What to work on>
Look through the data that follows and say how many of its lines contain "Agregar", giving the number only.

Records to use>

== Segment start ==

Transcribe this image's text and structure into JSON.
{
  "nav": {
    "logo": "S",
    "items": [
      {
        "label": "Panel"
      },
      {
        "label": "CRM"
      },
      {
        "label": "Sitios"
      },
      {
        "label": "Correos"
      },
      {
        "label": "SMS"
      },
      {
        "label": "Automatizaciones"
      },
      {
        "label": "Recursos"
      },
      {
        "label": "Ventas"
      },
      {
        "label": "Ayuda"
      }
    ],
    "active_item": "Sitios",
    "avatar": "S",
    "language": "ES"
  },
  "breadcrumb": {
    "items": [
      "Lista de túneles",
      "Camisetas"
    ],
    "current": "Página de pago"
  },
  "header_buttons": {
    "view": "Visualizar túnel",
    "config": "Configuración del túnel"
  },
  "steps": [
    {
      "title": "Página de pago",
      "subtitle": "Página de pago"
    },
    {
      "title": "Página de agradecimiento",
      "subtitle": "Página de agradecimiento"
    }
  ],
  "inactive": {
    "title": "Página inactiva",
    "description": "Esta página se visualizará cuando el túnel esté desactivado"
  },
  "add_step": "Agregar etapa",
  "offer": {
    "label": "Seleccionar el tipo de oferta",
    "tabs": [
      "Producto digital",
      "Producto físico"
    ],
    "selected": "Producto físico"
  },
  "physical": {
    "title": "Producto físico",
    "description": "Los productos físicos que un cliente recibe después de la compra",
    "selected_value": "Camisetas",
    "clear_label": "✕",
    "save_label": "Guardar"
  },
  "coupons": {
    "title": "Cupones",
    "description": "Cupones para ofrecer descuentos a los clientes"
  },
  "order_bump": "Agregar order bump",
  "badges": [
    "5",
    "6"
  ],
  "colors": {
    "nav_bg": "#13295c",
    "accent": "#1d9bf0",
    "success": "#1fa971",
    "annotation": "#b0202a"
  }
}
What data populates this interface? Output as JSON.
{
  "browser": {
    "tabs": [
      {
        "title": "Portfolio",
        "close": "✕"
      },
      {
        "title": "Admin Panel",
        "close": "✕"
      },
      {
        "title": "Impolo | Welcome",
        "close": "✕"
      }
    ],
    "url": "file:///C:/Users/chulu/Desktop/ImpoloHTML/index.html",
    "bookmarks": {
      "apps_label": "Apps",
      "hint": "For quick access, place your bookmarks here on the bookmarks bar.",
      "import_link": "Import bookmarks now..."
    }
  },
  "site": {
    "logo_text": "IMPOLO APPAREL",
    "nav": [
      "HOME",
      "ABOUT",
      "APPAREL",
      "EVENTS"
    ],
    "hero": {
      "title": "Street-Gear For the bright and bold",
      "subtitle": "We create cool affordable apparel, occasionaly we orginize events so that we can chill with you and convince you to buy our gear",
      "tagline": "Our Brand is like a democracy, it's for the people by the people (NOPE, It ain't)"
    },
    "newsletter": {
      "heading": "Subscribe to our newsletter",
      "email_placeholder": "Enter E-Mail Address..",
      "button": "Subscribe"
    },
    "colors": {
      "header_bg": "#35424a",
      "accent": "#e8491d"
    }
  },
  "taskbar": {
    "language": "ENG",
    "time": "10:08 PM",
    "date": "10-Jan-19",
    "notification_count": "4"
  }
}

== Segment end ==

Result>
2